Treatments vary according to the issues present, but the following may be included in accordance with a treatment plan created together with the therapist and patient:
- Manual therapy: internal and/or external soft tissue release, trigger point release, visceral mobilization, myofascial release
- Breathing retraining
- Education on and retraining of bowel and bladder habits
- Pelvic floor muscle relaxation and/or strengthening
- Core strengthening
- Training in coordination of the pelvic floor muscles with other muscle groups
- Joint mobility in the spine, pelvis, and hips
- Assessment of other areas possibly contributing to pelvic issues
- Postural retraining
- General strengthening
- Sport-specific training
- Pain management and pain science education
Pelvic Floor Dysfunction Physical Therapy Treatment Is Available in East Cobb, Marietta, Sandy Springs, and Roswell
Integral Physical Therapy is located in the heart of East Cobb, minutes from downtown Marietta, Sandy Springs, and Roswell.
It is important to remember that not everyone who is a PT can treat this condition. When looking for a PT, make sure to ask questions about their experience with specifically treating pelvic floor dysfunction. The therapists at Integral have taken extensive specialty courses in pelvic health and have considerable clinical experience in treating pelvic floor dysfunction and pelvic health issues in women, men, and children. We can even attest to the success that pelvic floor physical therapy brings. If you are struggling with one or more of these issues, know that life can get better, and it will get better with the help of a pelvic floor PT.
These muscles are incredibly important and have been ignored for far too long in too many people. Many people have been told a narrative that it is normal to leak urine after they have a baby or as they age, that sex may be painful sometimes, that it is normal to have pain during your period, that as you get older you may not be able to become aroused anymore. Or that some people just can’t become aroused or have orgasms. But these are false narratives. Common does not equal normal. Pelvic floor physical therapy can improve the health, strength, and coordination of these muscles so that you can live pain-free, stop leaking, and enjoy sex!

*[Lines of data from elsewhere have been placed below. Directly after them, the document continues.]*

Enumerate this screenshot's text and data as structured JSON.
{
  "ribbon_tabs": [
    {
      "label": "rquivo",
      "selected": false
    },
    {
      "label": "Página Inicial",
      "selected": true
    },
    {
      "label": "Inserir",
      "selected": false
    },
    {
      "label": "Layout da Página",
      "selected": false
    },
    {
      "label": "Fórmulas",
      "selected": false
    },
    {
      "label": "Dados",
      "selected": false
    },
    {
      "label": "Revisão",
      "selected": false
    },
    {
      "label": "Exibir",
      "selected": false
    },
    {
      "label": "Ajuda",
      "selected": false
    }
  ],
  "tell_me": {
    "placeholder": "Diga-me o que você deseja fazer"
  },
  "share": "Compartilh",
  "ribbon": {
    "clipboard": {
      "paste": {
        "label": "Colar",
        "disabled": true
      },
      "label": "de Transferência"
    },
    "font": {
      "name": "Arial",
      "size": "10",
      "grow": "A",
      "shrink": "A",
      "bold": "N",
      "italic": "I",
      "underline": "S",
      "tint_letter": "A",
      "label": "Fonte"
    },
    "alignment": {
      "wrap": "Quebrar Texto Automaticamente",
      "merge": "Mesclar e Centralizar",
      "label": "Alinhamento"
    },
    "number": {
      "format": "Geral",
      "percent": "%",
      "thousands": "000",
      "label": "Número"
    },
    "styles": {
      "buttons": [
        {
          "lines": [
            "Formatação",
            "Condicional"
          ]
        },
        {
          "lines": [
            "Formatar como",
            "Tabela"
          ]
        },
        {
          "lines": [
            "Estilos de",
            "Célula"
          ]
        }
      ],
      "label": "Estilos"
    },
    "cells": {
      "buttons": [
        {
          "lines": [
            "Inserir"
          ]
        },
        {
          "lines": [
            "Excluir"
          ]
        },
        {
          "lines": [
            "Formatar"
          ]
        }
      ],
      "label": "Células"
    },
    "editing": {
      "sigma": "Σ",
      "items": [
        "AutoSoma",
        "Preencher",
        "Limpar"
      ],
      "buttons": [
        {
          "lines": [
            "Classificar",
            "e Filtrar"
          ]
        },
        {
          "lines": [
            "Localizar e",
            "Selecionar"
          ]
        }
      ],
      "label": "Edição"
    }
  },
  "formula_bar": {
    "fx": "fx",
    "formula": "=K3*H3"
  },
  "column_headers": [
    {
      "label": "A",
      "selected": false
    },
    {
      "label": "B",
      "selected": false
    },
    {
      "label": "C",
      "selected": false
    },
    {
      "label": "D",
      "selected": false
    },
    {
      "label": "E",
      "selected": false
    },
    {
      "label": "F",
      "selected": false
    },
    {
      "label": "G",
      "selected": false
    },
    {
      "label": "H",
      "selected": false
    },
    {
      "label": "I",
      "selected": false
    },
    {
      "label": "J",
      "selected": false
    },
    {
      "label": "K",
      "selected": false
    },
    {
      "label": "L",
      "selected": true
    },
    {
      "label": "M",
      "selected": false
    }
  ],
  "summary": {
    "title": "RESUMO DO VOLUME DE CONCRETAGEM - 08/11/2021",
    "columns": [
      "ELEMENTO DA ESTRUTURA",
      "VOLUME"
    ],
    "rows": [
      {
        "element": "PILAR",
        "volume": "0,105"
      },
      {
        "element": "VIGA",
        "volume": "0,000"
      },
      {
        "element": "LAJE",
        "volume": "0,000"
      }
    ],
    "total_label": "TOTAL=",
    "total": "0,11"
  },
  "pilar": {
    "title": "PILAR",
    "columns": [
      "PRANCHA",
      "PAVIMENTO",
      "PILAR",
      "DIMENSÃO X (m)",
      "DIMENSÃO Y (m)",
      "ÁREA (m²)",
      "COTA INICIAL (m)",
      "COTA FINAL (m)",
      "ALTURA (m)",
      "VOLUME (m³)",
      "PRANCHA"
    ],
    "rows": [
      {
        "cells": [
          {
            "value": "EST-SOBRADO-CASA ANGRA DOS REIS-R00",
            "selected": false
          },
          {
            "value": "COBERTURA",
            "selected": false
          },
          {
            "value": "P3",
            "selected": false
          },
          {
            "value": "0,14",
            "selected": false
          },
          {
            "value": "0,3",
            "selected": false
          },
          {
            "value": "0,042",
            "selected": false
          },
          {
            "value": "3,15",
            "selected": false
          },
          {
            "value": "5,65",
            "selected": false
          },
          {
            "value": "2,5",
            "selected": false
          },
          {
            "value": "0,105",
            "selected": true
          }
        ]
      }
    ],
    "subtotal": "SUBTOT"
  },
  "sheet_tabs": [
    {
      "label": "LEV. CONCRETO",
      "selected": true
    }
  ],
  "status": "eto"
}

Our goal as pelvic floor physical therapists is to help our clients live the lives they want to live. A personalized approach is most helpful so let’s get you feeling better! Contact us now to schedule an appointment or a free 15-minute phone call to see if our practice is a good fit for you.